Conflict between ideas is inherent in the ideas themselves. It's not a matter of belligerence, of attitude, of the personalities involved. There are points of conflict that are demonstrable, where each idea contradicts the other. If one is true, the other must be modified, possibly discarded.
When we become aware of a conflict between ideas we hold true, or a conflict between ours and those of another, we have a choice.
We can address the conflict: emphasizing the point of contradiction, explore how each idea's validity can be supported with reference to either A) observable reality, or B) some acknowledged truth, fundamental to both parties' understanding. B is usually best and easiest, but if the parties can find no fundamental shared truths between them, relevant to the ideas in question, they can still fall back upon A. If neither idea can be supported from there, any conflict between the ideas is probably imaginary.
Or, we can elect to leave it unaddressed. Whenever we become aware of a conflict between ideas and we fail to address that conflict, this is either cowardice or apathy. Cowardice, when we doubt our ideas can stand up to the examination, and we fear the consequences if they are undermined. Apathy, when we don't believe the attempt is worth the effort.
Don't worry. In either case, the attitude is probably entirely justified.
In neither case is anything of one's self at risk. When an idea of ours is undermined, the worst that can happen is that we become motivated to explore it more deeply, eventually to reach a better grasp of it. The better to hold it, if the idea is fundamentally sound.
Sometimes, the only better grasp we can get of an idea is to let it go. No harm done to anyone.

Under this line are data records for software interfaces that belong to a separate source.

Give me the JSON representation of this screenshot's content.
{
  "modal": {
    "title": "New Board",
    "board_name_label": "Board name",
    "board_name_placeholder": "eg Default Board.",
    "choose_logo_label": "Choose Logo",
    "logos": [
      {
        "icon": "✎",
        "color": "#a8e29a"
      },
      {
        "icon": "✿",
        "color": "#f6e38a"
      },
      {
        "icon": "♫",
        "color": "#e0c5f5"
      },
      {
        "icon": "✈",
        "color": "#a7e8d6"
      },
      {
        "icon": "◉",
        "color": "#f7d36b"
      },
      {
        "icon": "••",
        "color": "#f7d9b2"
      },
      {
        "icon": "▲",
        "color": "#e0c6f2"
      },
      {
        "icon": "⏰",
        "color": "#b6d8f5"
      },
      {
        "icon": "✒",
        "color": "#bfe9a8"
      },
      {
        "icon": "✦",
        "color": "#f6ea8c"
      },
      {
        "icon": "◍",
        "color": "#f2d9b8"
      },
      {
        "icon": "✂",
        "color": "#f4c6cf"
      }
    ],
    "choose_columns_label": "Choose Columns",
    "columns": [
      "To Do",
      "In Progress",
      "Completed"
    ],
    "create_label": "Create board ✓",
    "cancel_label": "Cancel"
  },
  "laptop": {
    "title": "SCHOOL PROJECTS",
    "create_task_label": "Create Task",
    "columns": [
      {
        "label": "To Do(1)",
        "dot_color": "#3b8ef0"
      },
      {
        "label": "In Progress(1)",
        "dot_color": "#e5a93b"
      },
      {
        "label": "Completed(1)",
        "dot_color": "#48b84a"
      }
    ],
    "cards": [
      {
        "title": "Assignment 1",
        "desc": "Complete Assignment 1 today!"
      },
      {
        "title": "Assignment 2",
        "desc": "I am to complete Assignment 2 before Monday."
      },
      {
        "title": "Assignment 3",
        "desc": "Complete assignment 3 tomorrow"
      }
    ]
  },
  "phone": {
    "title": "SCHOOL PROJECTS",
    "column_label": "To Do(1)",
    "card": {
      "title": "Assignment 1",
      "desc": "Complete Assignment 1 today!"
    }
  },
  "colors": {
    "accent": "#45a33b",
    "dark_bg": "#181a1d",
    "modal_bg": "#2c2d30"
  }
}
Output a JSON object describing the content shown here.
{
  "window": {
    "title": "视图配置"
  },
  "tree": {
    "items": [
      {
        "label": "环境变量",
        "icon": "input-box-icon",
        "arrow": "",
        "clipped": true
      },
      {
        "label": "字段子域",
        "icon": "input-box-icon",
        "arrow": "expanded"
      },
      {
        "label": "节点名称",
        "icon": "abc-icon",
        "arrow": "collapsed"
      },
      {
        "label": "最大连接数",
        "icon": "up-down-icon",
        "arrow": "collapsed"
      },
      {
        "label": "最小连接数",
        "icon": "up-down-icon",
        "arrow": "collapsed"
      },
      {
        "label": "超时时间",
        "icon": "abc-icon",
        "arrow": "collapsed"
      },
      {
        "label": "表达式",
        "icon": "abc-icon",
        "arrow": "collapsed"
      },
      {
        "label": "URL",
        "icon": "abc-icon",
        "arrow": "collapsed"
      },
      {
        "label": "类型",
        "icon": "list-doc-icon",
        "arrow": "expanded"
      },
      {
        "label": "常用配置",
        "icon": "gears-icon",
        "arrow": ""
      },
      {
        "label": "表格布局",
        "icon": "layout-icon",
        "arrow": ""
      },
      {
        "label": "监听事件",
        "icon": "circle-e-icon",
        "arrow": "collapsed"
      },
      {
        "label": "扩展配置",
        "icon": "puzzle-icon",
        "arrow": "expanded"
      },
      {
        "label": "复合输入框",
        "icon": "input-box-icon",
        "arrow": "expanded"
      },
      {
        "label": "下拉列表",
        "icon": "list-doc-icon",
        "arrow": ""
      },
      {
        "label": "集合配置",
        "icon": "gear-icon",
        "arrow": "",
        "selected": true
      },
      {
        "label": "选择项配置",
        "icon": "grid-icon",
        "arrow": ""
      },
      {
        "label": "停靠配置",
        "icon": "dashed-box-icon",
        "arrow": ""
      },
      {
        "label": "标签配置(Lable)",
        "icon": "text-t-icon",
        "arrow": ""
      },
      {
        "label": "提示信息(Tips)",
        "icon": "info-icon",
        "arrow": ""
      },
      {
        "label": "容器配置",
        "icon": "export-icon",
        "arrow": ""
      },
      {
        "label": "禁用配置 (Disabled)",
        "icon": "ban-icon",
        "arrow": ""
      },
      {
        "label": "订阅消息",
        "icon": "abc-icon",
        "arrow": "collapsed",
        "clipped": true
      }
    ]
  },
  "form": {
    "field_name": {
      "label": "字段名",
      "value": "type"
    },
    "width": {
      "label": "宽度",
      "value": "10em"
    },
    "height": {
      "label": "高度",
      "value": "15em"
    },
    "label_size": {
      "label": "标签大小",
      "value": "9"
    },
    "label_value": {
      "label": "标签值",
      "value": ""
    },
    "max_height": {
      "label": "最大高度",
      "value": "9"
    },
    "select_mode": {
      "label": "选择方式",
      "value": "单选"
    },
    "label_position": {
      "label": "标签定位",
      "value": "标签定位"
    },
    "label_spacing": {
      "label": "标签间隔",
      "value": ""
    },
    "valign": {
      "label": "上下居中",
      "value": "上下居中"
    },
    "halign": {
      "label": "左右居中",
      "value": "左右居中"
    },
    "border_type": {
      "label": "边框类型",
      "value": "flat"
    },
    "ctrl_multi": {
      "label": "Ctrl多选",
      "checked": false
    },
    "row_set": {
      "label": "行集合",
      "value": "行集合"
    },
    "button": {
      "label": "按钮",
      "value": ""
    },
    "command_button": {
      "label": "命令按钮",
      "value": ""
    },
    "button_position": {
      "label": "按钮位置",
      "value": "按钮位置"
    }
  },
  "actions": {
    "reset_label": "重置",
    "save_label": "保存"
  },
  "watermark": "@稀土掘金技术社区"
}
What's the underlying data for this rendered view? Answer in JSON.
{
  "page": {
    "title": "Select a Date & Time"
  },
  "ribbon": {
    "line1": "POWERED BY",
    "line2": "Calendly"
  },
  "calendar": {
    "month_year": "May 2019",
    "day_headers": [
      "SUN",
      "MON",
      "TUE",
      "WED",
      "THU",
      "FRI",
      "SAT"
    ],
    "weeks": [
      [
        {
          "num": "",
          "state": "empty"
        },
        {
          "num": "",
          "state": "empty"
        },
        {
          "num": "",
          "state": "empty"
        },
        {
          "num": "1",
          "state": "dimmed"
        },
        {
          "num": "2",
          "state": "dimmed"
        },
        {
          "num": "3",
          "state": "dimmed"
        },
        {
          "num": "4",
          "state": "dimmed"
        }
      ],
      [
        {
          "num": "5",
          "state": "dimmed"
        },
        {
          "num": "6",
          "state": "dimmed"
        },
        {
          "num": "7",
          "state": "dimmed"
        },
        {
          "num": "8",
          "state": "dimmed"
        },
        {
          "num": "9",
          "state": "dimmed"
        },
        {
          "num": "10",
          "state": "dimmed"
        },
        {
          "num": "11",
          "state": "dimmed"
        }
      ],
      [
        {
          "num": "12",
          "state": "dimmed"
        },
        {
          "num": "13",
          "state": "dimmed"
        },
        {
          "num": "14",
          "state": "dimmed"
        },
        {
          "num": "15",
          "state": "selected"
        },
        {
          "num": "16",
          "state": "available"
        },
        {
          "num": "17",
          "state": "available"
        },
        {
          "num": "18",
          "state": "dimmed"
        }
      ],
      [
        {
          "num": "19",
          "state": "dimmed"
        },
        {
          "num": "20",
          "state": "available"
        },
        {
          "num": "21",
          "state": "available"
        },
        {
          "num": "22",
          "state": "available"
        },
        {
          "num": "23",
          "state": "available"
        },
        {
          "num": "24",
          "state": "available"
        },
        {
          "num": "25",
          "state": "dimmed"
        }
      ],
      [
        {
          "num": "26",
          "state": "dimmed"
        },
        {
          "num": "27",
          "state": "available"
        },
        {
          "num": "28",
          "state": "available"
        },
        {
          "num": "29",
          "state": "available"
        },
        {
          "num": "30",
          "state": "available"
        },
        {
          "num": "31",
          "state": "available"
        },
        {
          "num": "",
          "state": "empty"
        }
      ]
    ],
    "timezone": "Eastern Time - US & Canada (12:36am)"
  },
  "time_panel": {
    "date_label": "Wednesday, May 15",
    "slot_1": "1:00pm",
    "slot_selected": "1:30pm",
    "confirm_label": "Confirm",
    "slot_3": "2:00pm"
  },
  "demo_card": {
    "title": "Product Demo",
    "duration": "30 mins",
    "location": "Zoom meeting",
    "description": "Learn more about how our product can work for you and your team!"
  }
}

If we ever want another look at it, or if we're feeling nostalgic, we can always wander back to the idea later and pick it up, kick it around!